If faith is a duty of the covenant of works, are not believers under that covenant and its curse? I think they are; for if it requires faith in Christ of them, it obliges them, not only to begin, but to continue to believe. Now if they are thus bound by it, they are under it; for, if a man is bound by any covenant, human or divine, to perform an act either natural or spiritual, he is under that covenant. Thus, by making the faith of God’s elect an old covenant duty they put the legal yoke upon the necks of the Disciples of Jesus, bring the free children of Zion into bondage, and expose them to all the thunders of the ministration of death: “for, whatsoever the law saith it saith to those who are under it; and, as many are are of the works of the Law (of which they say faith is one) are under the curse.” This notion robs both Christ and his people. Christ, of the honor of making them free from the yoke of bondage; and them, of their right to that liberty wherewith he has made them free. How a man can be bound by a law to perform a duty, and at the same time be free from that law, I think they will find it a task too difficult for them to show. 

If it is still maintained, that the law originally contained a command to believe in the Saviour, but did not reveal the command to Adam, because his circumstances were not suited to such a revelation—to this I reply, if the law originally contained a command to believe in the incarnate God and Saviour of sinners, it must also contain a revelation of the object to be believed in; for it is impossible to separate the one from the other. It would be a contradiction of both reason and truth to say, that a command to believe in an object can be without a revelation of that object: because the command itself is the revelation.

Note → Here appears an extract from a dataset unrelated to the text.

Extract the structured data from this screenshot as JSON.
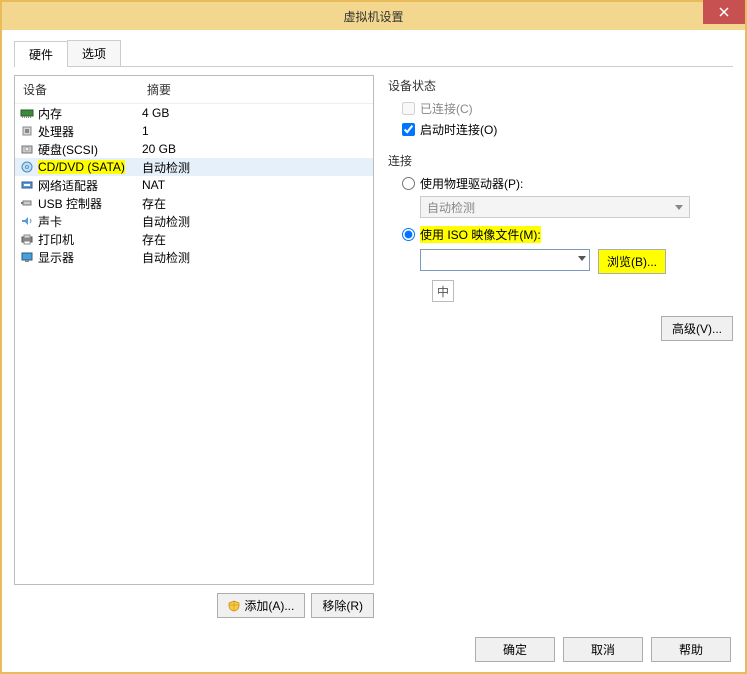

Now if both these were contained originally in the law, but, were concealed on account of Adam’s circumstances, we may reasonably suppose, that when his state was changed, and he was in a suitable condition, the secret would have been divulged, and what before was hid, proclaimed upon the house-top. But was this the case?—Did the law proclaim the Savior, and publish justification, pardon, and salvation, in his name? If it did, where was the need of the Gospel? Does the Gospel do more than this? And why did not the Apostle Paul preach the law instead of the gospel, for the obedience of faith, among all nations—either the gospel alone makes this revelation, and the law is silent on the subject or the law and the gospel are the same. If they are distinct things, and the gospel publishes salvation by Christ, and is preached for the obedience of faith, then the law never did contain a command to believe in Jesus to the saving of the soul.


It may be argued the Strict and Particular Baptist churches of the 17th, 18th and early 19th centuries were at their strongest when they remained independent congregations, unaffiliated with Magazines and Societies. This strength was lost during the latter half of the 19th century when the churches clamored around favorite periodicals and regional associations. Although the Magazines were largely responsible for creating a party-spirit and culpable for stirring up needless controversy, they nevertheless contain many valuable resources which may prove a blessing for this generation. Although they differed on various points of doctrine, they invariably held to high views of sovereign grace, denouncing as heresy the pernicious teachings of Andrew Fuller. The majority of Strict and Particular Baptist churches during the 18th and 19th centuries were Hyper-Calvinists.